What is Deep Learning and Artificial Neural Networks?
As I explained in the previous post Introduction to Machine Learning, Machine Learning is a subset of Artificial Intelligence, that gives the computer the ability to learn without the need for sophisticated program codes.
How do we know if an animal is an elephant or a giraffe? As humans, since the day we are born, we see an elephant and a giraffe in real life, tv or the internet. So as time pass by, we now can spot the difference between an elephant and a giraffe. Elephants have large floppy ears, long trunk or nose, big body whereas a giraffe has long necks and legs, and are the tallest animals in the worlds.
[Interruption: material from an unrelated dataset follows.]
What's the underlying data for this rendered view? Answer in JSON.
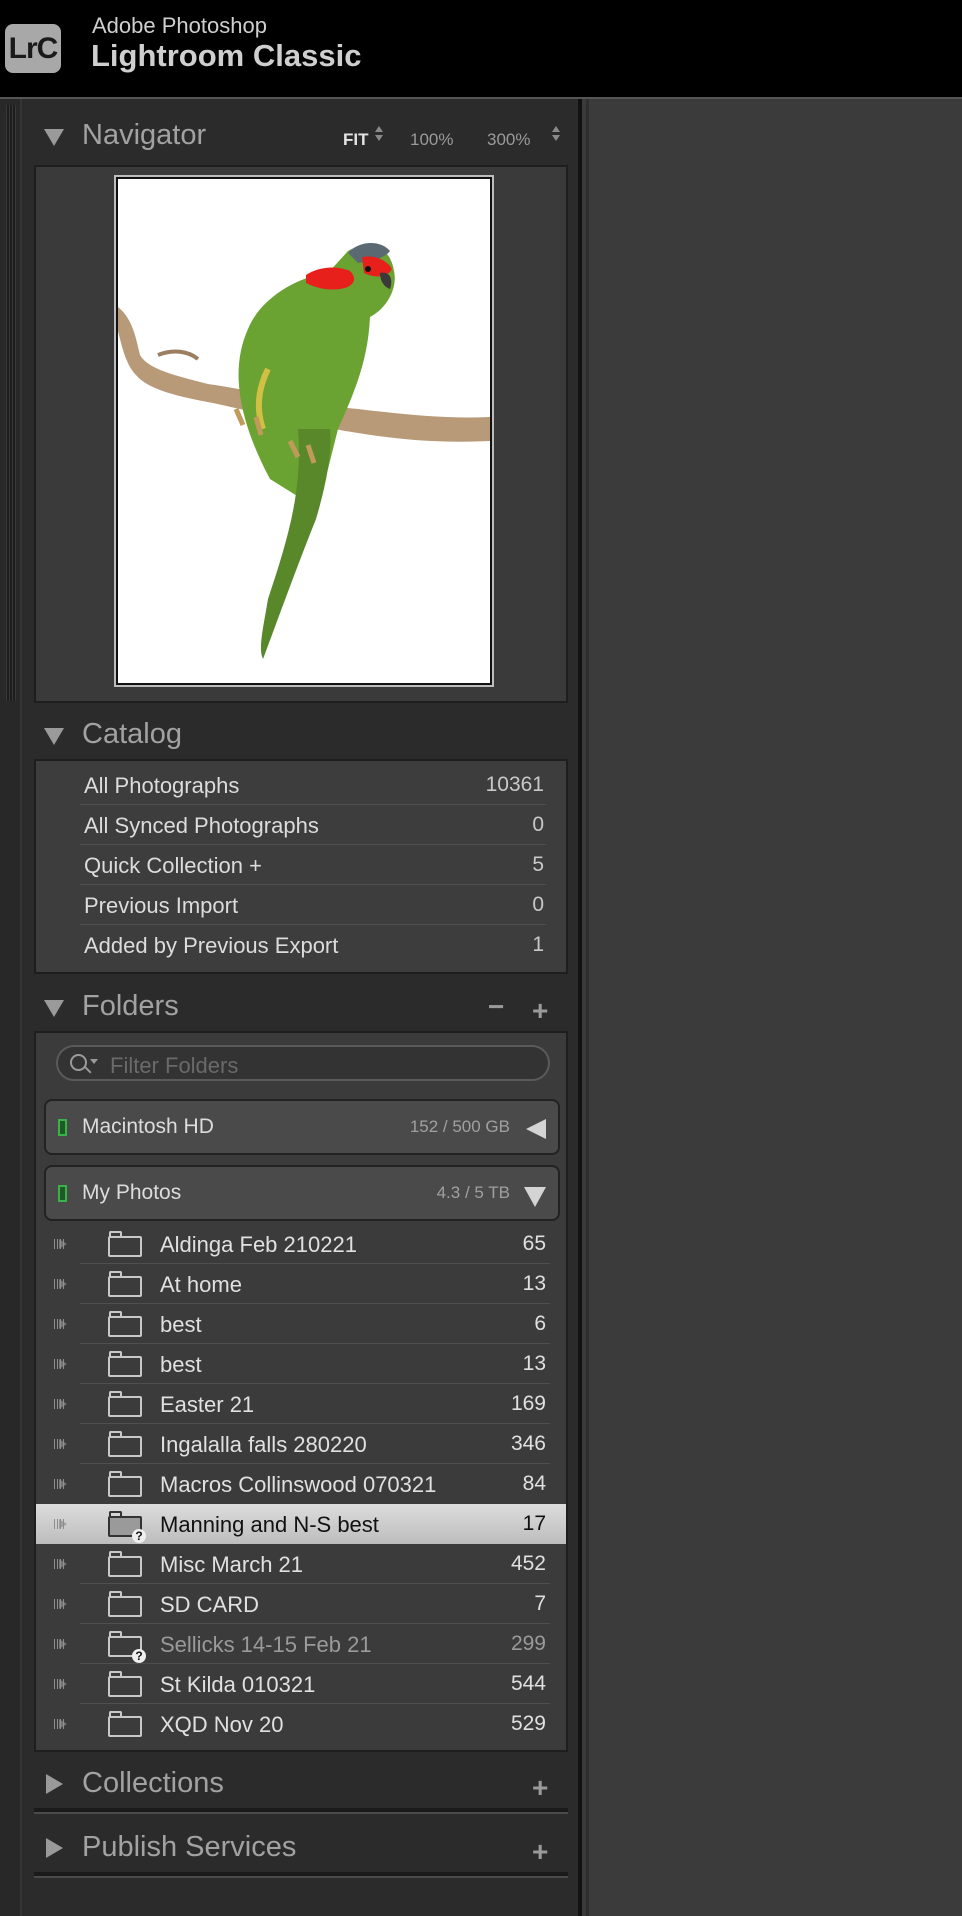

But how can we teach computers to spot the difference between two images (giraffes and elephants)? It would be good to have a representation for the trunk of the elephant, the large floppy ears, but trunks and ears themselves can be hard to detect, due to perspective distortions, shadows, angles etc.! The solution is to learn the representations as well. This is one of the great benefits of deep learning algorithms.
“Deep learning (also known as deep structured learning or hierarchical learning) is part of a broader family of machine learning methods based on learning data representations, as opposed to task-specific algorithms. Learning can be supervised, semi-supervised or unsupervised.”wiki
This brings us to Artificial Neural Networks.
Artificial Neural Networks (ANN)
In deep learning, we are trying to mimic our brain, how our brain cells work? Neurons are the fundamental unit of the brain which receives sensory input from the outside world through sensory neurons. Communicate with each other in electrical signals and chemical forms and then send information to muscles through the Motor neurons.
Artificial Neural Networks (ANN) a system or computational model that works similarly like the structure and functionality of the neurons in the human nervous system. As our human neurons, ANN has 3 different layers.
- Input layer similar to the dendrites of the human neuron. All inputs are fed to the input layer and send to the hidden layer.
- The hidden layer is similar to the cell body of the human neuron. The inputs received from the input layer is processed and sent to the output layer.
- Output layer similar to the exon of the human neuron. The received processed data will be shown at the output layer.